Photographer:Tiwago Affiliation:USGS Bee Inventory and Monitoring Lab Source:www.flickr.com Copyright: CC BY 2.0
Popillia japonica is an oval-shaped, metallic-green with bronze wings beetle that is about .5 inches long. Unfortunately, in the family Scarabaeidae contains thousands of beetles that are very similar in appearance, so the Japanese beetle can be easily over-looked. However, the larvae of Popillia japonica can be distinguished by a C-shaped growth and a V-shaped row of spines beneath the abdomen.
Host Plants: Leaves, flowers and fruits of hundreds of different plants including shrubs, trees, vines and perennial and annual herbs including crops.
Since these beetles have a non-discriminating palate they can cause severe damages to hundreds of plants. Fruits such as grapes can be entirely consumed and the vines destroyed. Also, corn can be damaged when the beetles eat the silk and prevent the formation of kernels. The larvae damage patches of lawns and other grasses when the numbers are high. Also, when the Japanese beetle is present and feeding on fruit it can facilitate aggregation and fruit injury by the native green June beetle Continis nitida. This means the Japanese beetle is not only a threat by itself but causes native June beetles to increase their damage capabilities.
For the Homeowner’s guide compiled by APHIS for identification and management of the Japanese beetle, click here
Adults emerge in early summer and congregate on plants for mating. Over the course of summer females can lay 40-60 eggs each and the eggs are deposited in the soil 3-4 inches deep. The larvae hatch out about two weeks later and begin to feed on plant roots, and remain there over-winter if needed. When temperatures raise the larvae pupates and, in 8-20 days they emerge as the next generation
Popillia japonica was first discovered in a nursery in Riverton, New Jersey in 1916. It is thought that the grubs contaminated shipments of iris bulbs before 1912, when the United States started inspecting imports. In the next 60 years it spread throughout 22 states east of the Mississippi River. So far, west of the Mississippi only a few states have isolated populations and “hitchhikers” on aircraft to the western states are continuously intercepted, which these beetles could cause a serious issue in western orchards and truck farms.
U.S. Habitat: Not limited to forests or grasslands and can live in rural and urban areas including household gardens.
U.S. Present: AL, AR, CT, DE, GA, IA, IL, IN, KS, KY, MA, MD, ME, MI, MO, MN, NC, NH, NJ, NY, OH, OK, PA, RI, SC, TN, VA, VT, WI, WV

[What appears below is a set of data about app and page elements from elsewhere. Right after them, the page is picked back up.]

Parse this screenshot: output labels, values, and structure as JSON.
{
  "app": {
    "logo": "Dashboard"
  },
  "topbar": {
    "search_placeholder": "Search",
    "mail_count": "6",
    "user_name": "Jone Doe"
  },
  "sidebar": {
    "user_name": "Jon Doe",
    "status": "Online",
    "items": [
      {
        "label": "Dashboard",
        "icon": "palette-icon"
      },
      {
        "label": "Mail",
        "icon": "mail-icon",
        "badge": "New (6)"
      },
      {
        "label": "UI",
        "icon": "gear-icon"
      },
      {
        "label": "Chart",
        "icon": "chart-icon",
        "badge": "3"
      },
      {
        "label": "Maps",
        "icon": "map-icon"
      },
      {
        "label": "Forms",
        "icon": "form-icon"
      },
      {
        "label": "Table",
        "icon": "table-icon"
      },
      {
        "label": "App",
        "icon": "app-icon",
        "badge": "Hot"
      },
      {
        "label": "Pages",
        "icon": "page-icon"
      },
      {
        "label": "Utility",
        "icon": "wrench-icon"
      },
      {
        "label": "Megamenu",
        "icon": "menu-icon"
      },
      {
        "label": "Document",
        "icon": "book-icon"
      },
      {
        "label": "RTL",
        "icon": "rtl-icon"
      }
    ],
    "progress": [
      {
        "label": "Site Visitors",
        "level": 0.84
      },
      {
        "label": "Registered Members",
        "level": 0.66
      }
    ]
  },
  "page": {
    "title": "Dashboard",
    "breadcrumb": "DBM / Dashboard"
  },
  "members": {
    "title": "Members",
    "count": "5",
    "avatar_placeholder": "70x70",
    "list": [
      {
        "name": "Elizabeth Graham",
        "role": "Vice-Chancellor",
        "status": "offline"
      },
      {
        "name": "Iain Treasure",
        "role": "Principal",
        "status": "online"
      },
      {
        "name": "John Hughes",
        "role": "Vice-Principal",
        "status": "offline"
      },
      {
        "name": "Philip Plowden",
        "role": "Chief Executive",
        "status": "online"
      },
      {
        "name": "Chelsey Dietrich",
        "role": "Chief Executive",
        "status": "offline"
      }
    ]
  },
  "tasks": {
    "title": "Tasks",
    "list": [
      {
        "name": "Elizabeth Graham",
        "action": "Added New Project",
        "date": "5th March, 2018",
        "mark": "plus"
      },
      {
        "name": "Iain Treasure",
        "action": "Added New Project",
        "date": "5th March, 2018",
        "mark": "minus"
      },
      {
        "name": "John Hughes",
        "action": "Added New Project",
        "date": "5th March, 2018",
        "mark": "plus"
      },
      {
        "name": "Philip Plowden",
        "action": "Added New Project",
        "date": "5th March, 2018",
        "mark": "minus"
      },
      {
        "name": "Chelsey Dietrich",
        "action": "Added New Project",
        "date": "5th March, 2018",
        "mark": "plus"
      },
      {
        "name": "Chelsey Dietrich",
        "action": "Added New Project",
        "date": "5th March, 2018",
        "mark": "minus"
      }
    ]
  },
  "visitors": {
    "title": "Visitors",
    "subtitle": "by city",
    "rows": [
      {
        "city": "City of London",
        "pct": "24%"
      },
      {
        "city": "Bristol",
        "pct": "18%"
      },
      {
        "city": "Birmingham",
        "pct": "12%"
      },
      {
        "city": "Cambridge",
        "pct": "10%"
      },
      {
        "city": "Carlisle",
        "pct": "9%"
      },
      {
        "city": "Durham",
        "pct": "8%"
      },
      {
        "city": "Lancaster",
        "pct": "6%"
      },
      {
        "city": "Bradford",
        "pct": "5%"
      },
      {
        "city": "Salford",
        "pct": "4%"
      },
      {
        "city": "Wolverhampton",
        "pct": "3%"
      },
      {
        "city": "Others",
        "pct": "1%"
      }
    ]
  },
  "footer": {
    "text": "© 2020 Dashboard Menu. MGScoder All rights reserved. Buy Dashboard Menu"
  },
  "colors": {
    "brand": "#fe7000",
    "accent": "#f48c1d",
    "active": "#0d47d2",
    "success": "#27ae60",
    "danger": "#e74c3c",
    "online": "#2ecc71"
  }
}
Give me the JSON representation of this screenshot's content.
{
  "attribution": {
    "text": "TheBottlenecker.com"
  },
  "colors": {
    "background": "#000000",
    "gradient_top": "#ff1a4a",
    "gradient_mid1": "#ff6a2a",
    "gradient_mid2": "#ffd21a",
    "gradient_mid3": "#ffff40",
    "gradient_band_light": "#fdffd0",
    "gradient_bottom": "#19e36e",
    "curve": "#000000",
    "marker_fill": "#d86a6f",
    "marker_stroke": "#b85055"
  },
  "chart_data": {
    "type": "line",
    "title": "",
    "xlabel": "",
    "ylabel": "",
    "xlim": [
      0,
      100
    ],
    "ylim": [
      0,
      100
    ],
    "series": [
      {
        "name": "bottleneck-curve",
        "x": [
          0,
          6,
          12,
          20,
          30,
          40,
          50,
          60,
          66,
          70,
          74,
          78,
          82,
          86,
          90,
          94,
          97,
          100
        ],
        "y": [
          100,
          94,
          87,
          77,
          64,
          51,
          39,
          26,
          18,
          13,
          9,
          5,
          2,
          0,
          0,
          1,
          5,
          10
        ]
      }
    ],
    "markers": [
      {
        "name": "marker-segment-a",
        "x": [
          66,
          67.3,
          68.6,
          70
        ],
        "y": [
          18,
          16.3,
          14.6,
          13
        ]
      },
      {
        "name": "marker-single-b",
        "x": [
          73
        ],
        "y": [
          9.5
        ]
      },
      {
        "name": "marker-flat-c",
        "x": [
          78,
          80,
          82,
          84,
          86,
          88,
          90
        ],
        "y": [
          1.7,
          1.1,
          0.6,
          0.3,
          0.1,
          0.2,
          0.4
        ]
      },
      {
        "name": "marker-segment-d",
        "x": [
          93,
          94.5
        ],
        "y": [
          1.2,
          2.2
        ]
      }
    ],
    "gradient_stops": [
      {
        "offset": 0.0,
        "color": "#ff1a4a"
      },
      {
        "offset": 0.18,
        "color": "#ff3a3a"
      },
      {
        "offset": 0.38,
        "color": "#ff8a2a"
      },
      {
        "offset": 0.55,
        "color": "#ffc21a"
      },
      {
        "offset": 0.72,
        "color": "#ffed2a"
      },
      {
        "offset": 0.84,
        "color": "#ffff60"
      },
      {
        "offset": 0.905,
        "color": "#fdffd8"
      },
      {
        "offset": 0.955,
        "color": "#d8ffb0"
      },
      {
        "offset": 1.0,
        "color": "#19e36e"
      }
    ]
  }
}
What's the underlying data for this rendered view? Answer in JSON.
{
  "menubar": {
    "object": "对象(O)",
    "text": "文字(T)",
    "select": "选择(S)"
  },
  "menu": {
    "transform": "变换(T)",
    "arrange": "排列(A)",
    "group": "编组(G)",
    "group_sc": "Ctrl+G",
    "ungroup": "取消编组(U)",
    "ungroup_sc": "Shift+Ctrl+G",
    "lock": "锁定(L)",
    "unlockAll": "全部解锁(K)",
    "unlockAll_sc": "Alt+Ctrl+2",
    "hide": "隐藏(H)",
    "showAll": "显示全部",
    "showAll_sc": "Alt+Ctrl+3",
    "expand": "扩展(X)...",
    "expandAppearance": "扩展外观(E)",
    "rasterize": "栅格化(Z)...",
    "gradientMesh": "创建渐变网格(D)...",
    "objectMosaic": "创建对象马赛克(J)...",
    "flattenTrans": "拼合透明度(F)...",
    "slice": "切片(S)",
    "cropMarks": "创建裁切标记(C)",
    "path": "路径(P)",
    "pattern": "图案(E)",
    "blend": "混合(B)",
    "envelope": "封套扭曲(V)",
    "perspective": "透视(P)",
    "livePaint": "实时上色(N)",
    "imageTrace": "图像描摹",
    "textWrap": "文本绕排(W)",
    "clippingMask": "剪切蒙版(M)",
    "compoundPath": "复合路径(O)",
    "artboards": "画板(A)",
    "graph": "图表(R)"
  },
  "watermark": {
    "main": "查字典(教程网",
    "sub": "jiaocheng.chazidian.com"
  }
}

There are several biological controls that have proven effective against the larvae. One biological control is the milky spore bacterium, Bacillus popillae, which is applied to the turf and can reduce populations for decades if properly used. Nematodes (Heterorhabditis spp.) also work well in destroying larvae. Commercially available traps lure the beetles away from plants but may also attract other beetles into a yard. Landscape planting of non-palatable plants such as juniper, holly, forsythia, boxwood, and spruce can also deter the beetles from massing in suburban populations.
Hammons, D. L., Kurtural, S. K., Newman, M. C., & Potter, D. A. 2009. Invasive Japanese beetles facilitate aggregation and injury by a native scarab pest of ripening fruits. Proceedings of the National Academy of Sciences, 106(10):3686-3691.
Hammons, D. L., Kaan Kurtural, S., & Potter, D. A. 2010. Impact of insecticide‐manipulated defoliation by Japanese beetle (Popillia japonica) on grapevines from vineyard establishment through production. Pest management science, 66(5):565-571.
Morris, E. E., & Grewal, P. S. 2011. Susceptibility of the Adult Japanese Beetle, Popillia japonica to Entomopathogenic Nematodes. Journal of nematology, 43(3-4):196.
Petty, B. M., Johnson, D. T., & Steinkraus, D. C. 2012. Survey of Pathogens and Parasitoids of Popillia japonica (Coleoptera: Scarabaeidae) in Northwest Arkansas. Journal of invertebrate pathology.